It speaks volumes about the determination of this London-based band, completed by Jerome Clark (vocals/guitar), Paul Hand (guitar), Luke Coare (drums) and Katie Milnes (violin). Citing influences as varied as Nick Cave, The National, Radiohead, Arcade Fire and The Maccabees, Sloes serve up a dreamy, melodic confection - further distinguished by the presence of Jo’s sister Katie on both co-vocals and violin. It’s so unique, in fact, that their 2015 debut EP Chasing Tails caught the attention of Peter Loraine, MD of Fascination Management - manager to the likes of Goldfrapp, All Saints, Steps and The Saturdays. Loraine knows exactly what he saw in the band. “Their appeal is undeniable,” he tells Music Week. “They posses a unique ability to straddle folk, pop and indie with rich harmonies and dramatic strings at the core of their sound. At Fascination Management we are 100% committed to breaking Sloes. We think they have the ingredients to be the UK’s next big festival headlining act.”
Their assault on the big leagues officially starts with the release of this month’s beautiful EP, All In The Mind, and latest single Where To Start - a song that tackles the spectre of grief while also pushing their sweeping sound further than ever before. This is thanks, in no small part, to their work with producers Hugh Worskett (Michael Kiwanuka/Will Joseph Cook), and Jim Lowe (Stereophonics). “Hugh wasn’t scared to say, Guys, this is shit, try again,” laughs Milnes. “Egos were left at the door. Pride was left at the door. Pre-conceptions on what we thought was good were left at the door and that was amazing because it kind of pushed us to write more, and not settle for the first or second or third thing we came up with.”

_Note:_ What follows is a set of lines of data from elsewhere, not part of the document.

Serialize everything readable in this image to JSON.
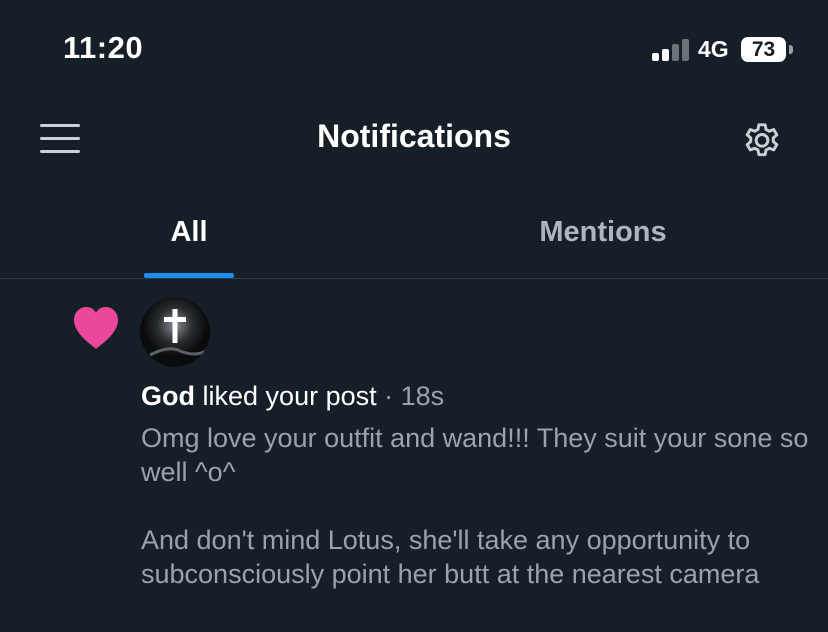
{
  "status_bar": {
    "time": "11:20",
    "network": "4G",
    "battery": "73"
  },
  "header": {
    "title": "Notifications"
  },
  "tabs": [
    {
      "label": "All",
      "active": true
    },
    {
      "label": "Mentions",
      "active": false
    }
  ],
  "colors": {
    "background": "#161e27",
    "accent": "#1d8cf0",
    "like": "#ec4899",
    "muted_text": "#9aa3ad"
  },
  "notifications": [
    {
      "type_icon": "heart-icon",
      "author": "God",
      "action": "liked your post",
      "separator": "·",
      "time": "18s",
      "avatar_icon": "cross-icon",
      "body_paragraphs": [
        "Omg love your outfit and wand!!! They suit your sone so well ^o^",
        "And don't mind Lotus, she'll take any opportunity to subconsciously point her butt at the nearest camera"
      ]
    }
  ]
}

Ego, it seems, was a worthwhile sacrifice, just check out the band’s wistful single Young to find out why.
“It’s about London and the club scene, not coming to an end, but very much changing and some closing down. Say Goodbye is about that as well. It’s about the area that you once loved, how it changes. Not necessarily in a bad way, but it just changes, and that nostalgia of it not being what it once was.” On the back of it, Sloes have just played the biggest shows of their life - performing at British Summer Time Hyde Park with The Killers and supporting Goldfrapp at Somerset House. It’s the latest step towards their ultimate goals: a record deal, a full-length album and lots of touring. “It means everything,” concludes Milnes. “The feeling of progression is so satisfying. It means that we’re not giving all this time and effort and energy for nothing."